Credit Card Rules » 3 questions about credit card reform
In May 2009, President Barack Obama signed a massive reform bill into law known as the Credit Card Accountability, Responsibility and Disclosure of 2009, or Credit CARD Act. The provisions rolled out in three major stages and, among other changes, affected issuers' ability to hike rates on existing balances and issue cards to young consumers.
Readers were bound to have questions about such a complicated law. Bankrate.com compiled three of the most frequently asked questions about the CARD Act from its Credit Card Adviser column. Questions and answers were edited slightly for length.
Do issuers have to lower raised rates?
I got hit with the universal default clause on some credit cards a few years ago when I ran into a financial bind. Based on the new rules that took effect Aug. 22, it looks like they will be forced to review my accounts. My question is, what is the criteria on how much my rate should decrease based on my good recent payment history? Is there specific criteria in the bill that lays out if rate is x, and payment history is y, then new rate is z?
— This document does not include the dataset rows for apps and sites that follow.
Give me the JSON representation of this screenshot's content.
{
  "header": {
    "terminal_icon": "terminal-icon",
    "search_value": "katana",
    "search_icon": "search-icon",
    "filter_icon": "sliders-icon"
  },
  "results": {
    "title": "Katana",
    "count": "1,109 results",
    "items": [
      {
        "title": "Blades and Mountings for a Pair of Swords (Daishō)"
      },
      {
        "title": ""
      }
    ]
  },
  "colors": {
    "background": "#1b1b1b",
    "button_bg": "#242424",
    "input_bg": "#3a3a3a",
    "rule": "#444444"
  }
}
An additional concern is that I've read that the review applies to rates increased after January 2009. My problem is that my rates increased in 2008. Does that mean they don't have to lower my rates, even if I haven't been late or over my limit for more than 18 months?
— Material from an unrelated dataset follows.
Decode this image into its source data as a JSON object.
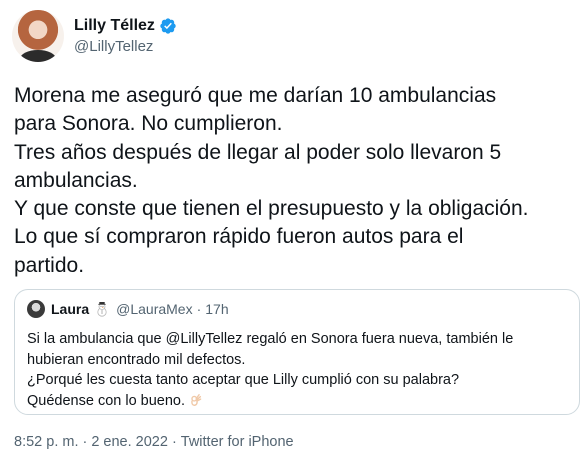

The provision you're referring to in the CARD Act does require issuers to review rate increases every six months to determine whether the APR should be lowered. As you mentioned, however, it only applies to rate increases that took place on or after Jan. 1, 2009. Your rate hikes are not covered.
The law doesn't require issuers to decrease the rate by a specific amount if a review of the factors indicates that a rate reduction is necessary. In general, the issuer can either examine the factors it based the rate increase on, or the factors it currently looks at to determine the APR that new customers receive. If the review shows that the reasons for the rate increase have improved, then the issuer must lower your rate within 45 days after completing the evaluation.
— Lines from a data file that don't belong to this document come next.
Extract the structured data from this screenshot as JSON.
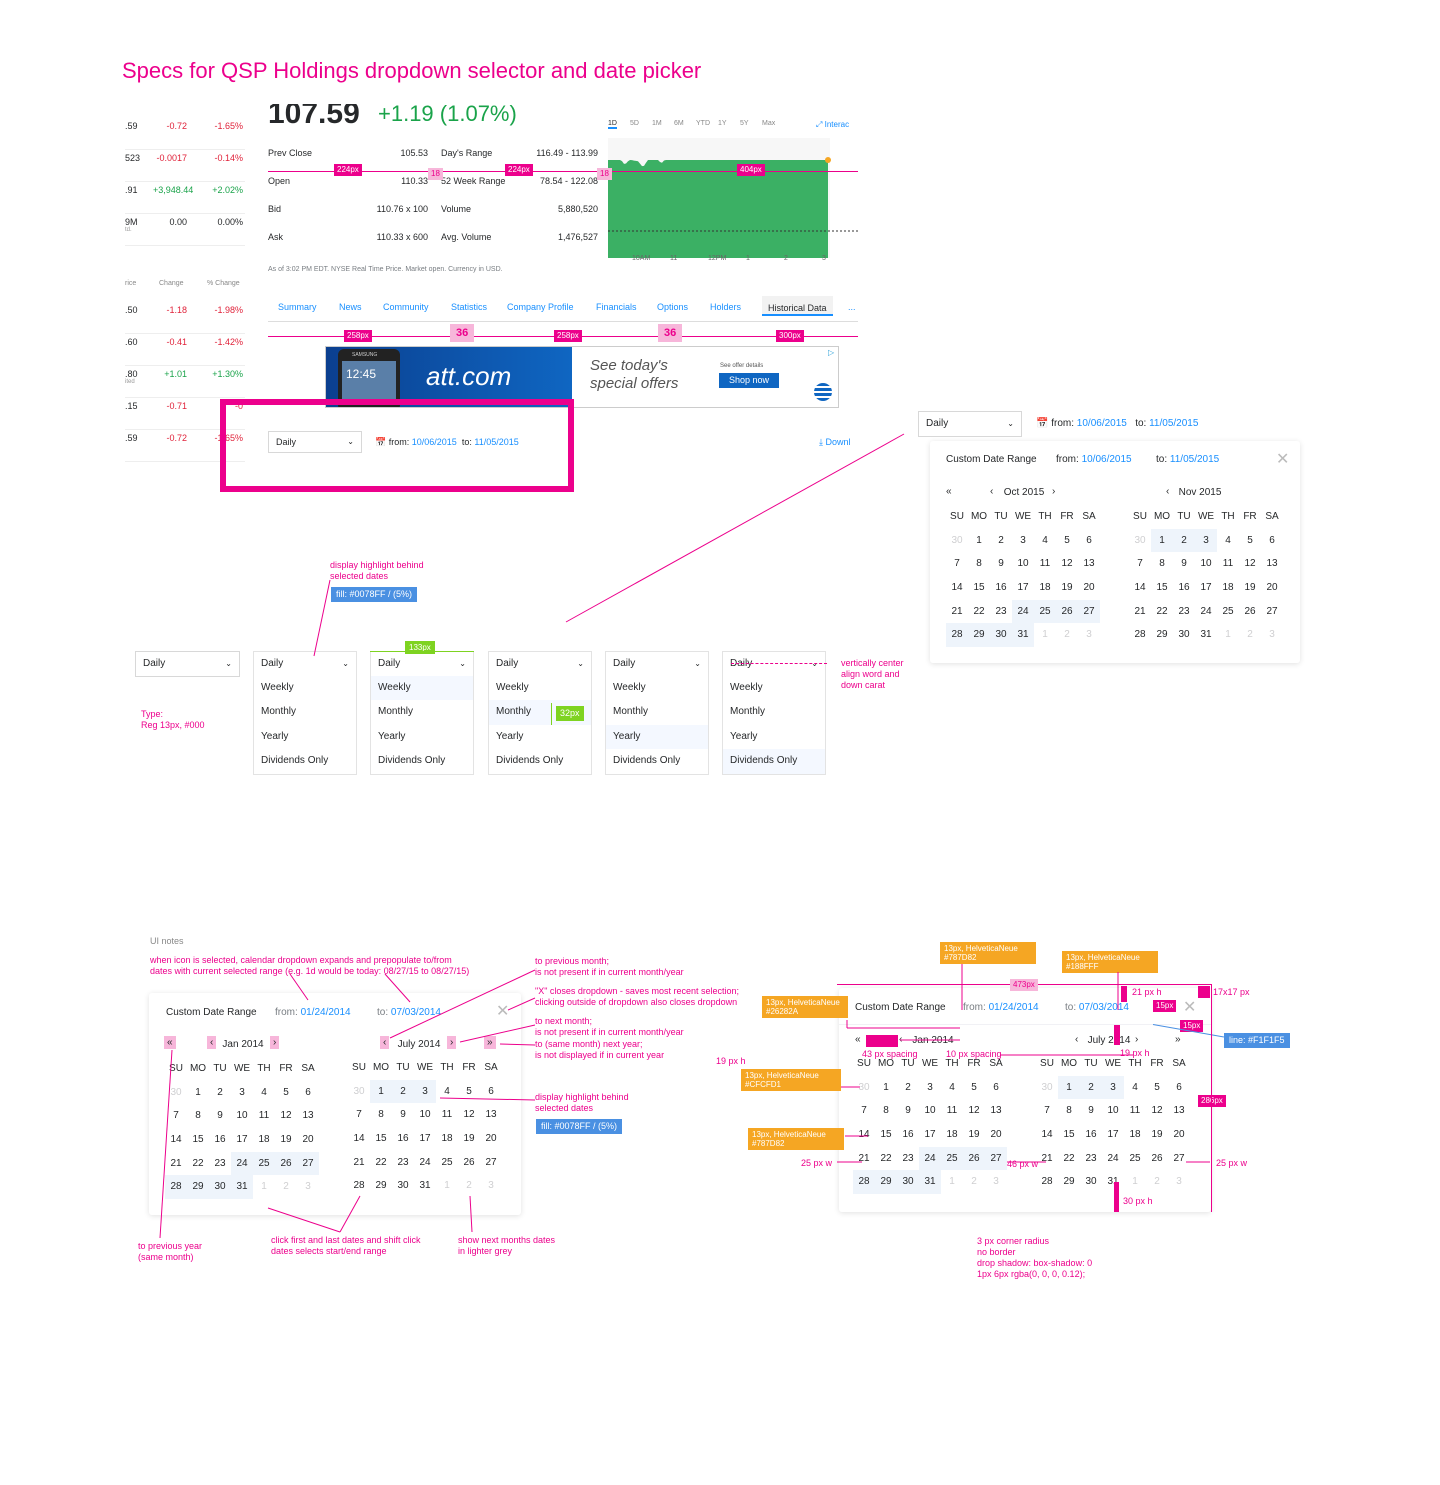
{
  "title": "Specs for QSP Holdings dropdown selector and date picker",
  "colors": {
    "accent": "#ec008c",
    "link": "#188FFF",
    "text": "#26282A",
    "muted": "#787D82",
    "light": "#CFCFD1",
    "range_fill": "#0078FF0D",
    "line": "#F1F1F5",
    "up": "#1aa34a",
    "down": "#e0223a"
  },
  "quote_table_top": [
    {
      "a": ".59",
      "b": "-0.72",
      "c": "-1.65%",
      "bc": "down"
    },
    {
      "a": "523",
      "b": "-0.0017",
      "c": "-0.14%",
      "bc": "down"
    },
    {
      "a": ".91",
      "b": "+3,948.44",
      "c": "+2.02%",
      "bc": "up"
    },
    {
      "a": "9M",
      "a2": "td.",
      "b": "0.00",
      "c": "0.00%",
      "bc": "flat"
    }
  ],
  "quote_table_bottom_header": {
    "a": "rice",
    "b": "Change",
    "c": "% Change"
  },
  "quote_table_bottom": [
    {
      "a": ".50",
      "b": "-1.18",
      "c": "-1.98%",
      "bc": "down"
    },
    {
      "a": ".60",
      "b": "-0.41",
      "c": "-1.42%",
      "bc": "down"
    },
    {
      "a": ".80",
      "a2": "ited",
      "b": "+1.01",
      "c": "+1.30%",
      "bc": "up"
    },
    {
      "a": ".15",
      "b": "-0.71",
      "c": "-0",
      "bc": "down"
    },
    {
      "a": ".59",
      "b": "-0.72",
      "c": "-1.65%",
      "bc": "down"
    }
  ],
  "quote": {
    "price": "107.59",
    "change": "+1.19 (1.07%)",
    "stats": [
      {
        "l1": "Prev Close",
        "v1": "105.53",
        "l2": "Day's Range",
        "v2": "116.49 - 113.99"
      },
      {
        "l1": "Open",
        "v1": "110.33",
        "l2": "52 Week Range",
        "v2": "78.54 - 122.08"
      },
      {
        "l1": "Bid",
        "v1": "110.76 x 100",
        "l2": "Volume",
        "v2": "5,880,520"
      },
      {
        "l1": "Ask",
        "v1": "110.33 x 600",
        "l2": "Avg. Volume",
        "v2": "1,476,527"
      }
    ],
    "footnote": "As of 3:02 PM EDT.  NYSE Real Time Price. Market open. Currency in USD.",
    "ranges": [
      "1D",
      "5D",
      "1M",
      "6M",
      "YTD",
      "1Y",
      "5Y",
      "Max"
    ],
    "interactive": "Interac",
    "chart_x": [
      "10AM",
      "11",
      "12PM",
      "1",
      "2",
      "3"
    ],
    "tabs": [
      "Summary",
      "News",
      "Community",
      "Statistics",
      "Company Profile",
      "Financials",
      "Options",
      "Holders",
      "Historical Data",
      "..."
    ]
  },
  "ad": {
    "brand": "att.com",
    "tagline1": "See today's",
    "tagline2": "special offers",
    "offer": "See offer details",
    "cta": "Shop now",
    "phone": "12:45",
    "phone_brand": "SAMSUNG"
  },
  "spec_tags": {
    "w224": "224px",
    "w224b": "224px",
    "g18": "18",
    "g18b": "18",
    "w404": "404px",
    "w258": "258px",
    "s36": "36",
    "w258b": "258px",
    "s36b": "36",
    "w300": "300px"
  },
  "toolbar": {
    "period": "Daily",
    "from_label": "from:",
    "from_value": "10/06/2015",
    "to_label": "to:",
    "to_value": "11/05/2015",
    "download": "Downl"
  },
  "cal1": {
    "title": "Custom Date Range",
    "from_label": "from:",
    "from_value": "10/06/2015",
    "to_label": "to:",
    "to_value": "11/05/2015",
    "left_month": "Oct 2015",
    "right_month": "Nov 2015",
    "dow": [
      "SU",
      "MO",
      "TU",
      "WE",
      "TH",
      "FR",
      "SA"
    ],
    "left_days": [
      "30",
      "1",
      "2",
      "3",
      "4",
      "5",
      "6",
      "7",
      "8",
      "9",
      "10",
      "11",
      "12",
      "13",
      "14",
      "15",
      "16",
      "17",
      "18",
      "19",
      "20",
      "21",
      "22",
      "23",
      "24",
      "25",
      "26",
      "27",
      "28",
      "29",
      "30",
      "31",
      "1",
      "2",
      "3"
    ],
    "right_days": [
      "30",
      "1",
      "2",
      "3",
      "4",
      "5",
      "6",
      "7",
      "8",
      "9",
      "10",
      "11",
      "12",
      "13",
      "14",
      "15",
      "16",
      "17",
      "18",
      "19",
      "20",
      "21",
      "22",
      "23",
      "24",
      "25",
      "26",
      "27",
      "28",
      "29",
      "30",
      "31",
      "1",
      "2",
      "3"
    ]
  },
  "dropdown": {
    "options": [
      "Daily",
      "Weekly",
      "Monthly",
      "Yearly",
      "Dividends Only"
    ]
  },
  "dd_notes": {
    "highlight": "display highlight behind\nselected dates",
    "fill": "fill: #0078FF /  (5%)",
    "w133": "133px",
    "h32": "32px",
    "type": "Type:\nReg 13px, #000",
    "valign": "vertically center\nalign word and\ndown carat"
  },
  "cal2": {
    "title": "Custom Date Range",
    "from_label": "from:",
    "from_value": "01/24/2014",
    "to_label": "to:",
    "to_value": "07/03/2014",
    "left_month": "Jan 2014",
    "right_month": "July 2014",
    "dow": [
      "SU",
      "MO",
      "TU",
      "WE",
      "TH",
      "FR",
      "SA"
    ],
    "left_days": [
      "30",
      "1",
      "2",
      "3",
      "4",
      "5",
      "6",
      "7",
      "8",
      "9",
      "10",
      "11",
      "12",
      "13",
      "14",
      "15",
      "16",
      "17",
      "18",
      "19",
      "20",
      "21",
      "22",
      "23",
      "24",
      "25",
      "26",
      "27",
      "28",
      "29",
      "30",
      "31",
      "1",
      "2",
      "3"
    ],
    "right_days": [
      "30",
      "1",
      "2",
      "3",
      "4",
      "5",
      "6",
      "7",
      "8",
      "9",
      "10",
      "11",
      "12",
      "13",
      "14",
      "15",
      "16",
      "17",
      "18",
      "19",
      "20",
      "21",
      "22",
      "23",
      "24",
      "25",
      "26",
      "27",
      "28",
      "29",
      "30",
      "31",
      "1",
      "2",
      "3"
    ]
  },
  "cal3": {
    "title": "Custom Date Range",
    "from_label": "from:",
    "from_value": "01/24/2014",
    "to_label": "to:",
    "to_value": "07/03/2014",
    "left_month": "Jan 2014",
    "right_month": "July 2014"
  },
  "ui_notes": {
    "heading": "UI notes",
    "expand": "when icon is selected, calendar dropdown expands and prepopulate to/from\ndates with current selected range (e.g. 1d would be today: 08/27/15 to 08/27/15)",
    "prev_month": "to previous month;\nis not present if in current month/year",
    "x_close": "\"X\" closes dropdown - saves most recent selection;\nclicking outside of dropdown also closes dropdown",
    "next_month": "to next month;\nis not present if in current month/year",
    "next_year": "to (same month) next year;\nis not displayed if in current year",
    "highlight": "display highlight behind\nselected dates",
    "fill": "fill: #0078FF /  (5%)",
    "prev_year": "to previous year\n(same month)",
    "click_range": "click first and last dates and shift click\ndates selects start/end range",
    "next_dates": "show next months dates\nin lighter grey"
  },
  "spec_notes": {
    "o1": "13px, HelveticaNeue\n#787D82",
    "o2": "13px, HelveticaNeue\n#188FFF",
    "o3": "13px, HelveticaNeue\n#26282A",
    "o4": "13px, HelveticaNeue\n#CFCFD1",
    "o5": "13px, HelveticaNeue\n#787D82",
    "w473": "473px",
    "h21": "21 px h",
    "s17": "17x17 px",
    "p15": "15px",
    "p15b": "15px",
    "line": "line: #F1F1F5",
    "sp43": "43 px spacing",
    "sp10": "10 px spacing",
    "h19": "19 px h",
    "h19b": "19 px h",
    "h286": "286px",
    "w25": "25 px w",
    "w46": "46 px w",
    "w25b": "25 px w",
    "h30": "30 px h",
    "corner": "3 px corner radius\nno border\ndrop shadow: box-shadow: 0\n1px 6px rgba(0, 0, 0, 0.12);"
  }
}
Can my rate increase after one delinquency?
What I would like to know is: Can a creditor raise your APR for being only 30 days late? Many articles say it can't until you are 60 days late, but others say that it can when you are 30.
An issuer cannot raise the interest rate on an existing balance if the cardholder is just 30 days late with a payment. The CARD Act prevents credit card issuers from hiking the interest rate on an existing debt except in four circumstances. One of those exceptions is if the payment is 60 days past due.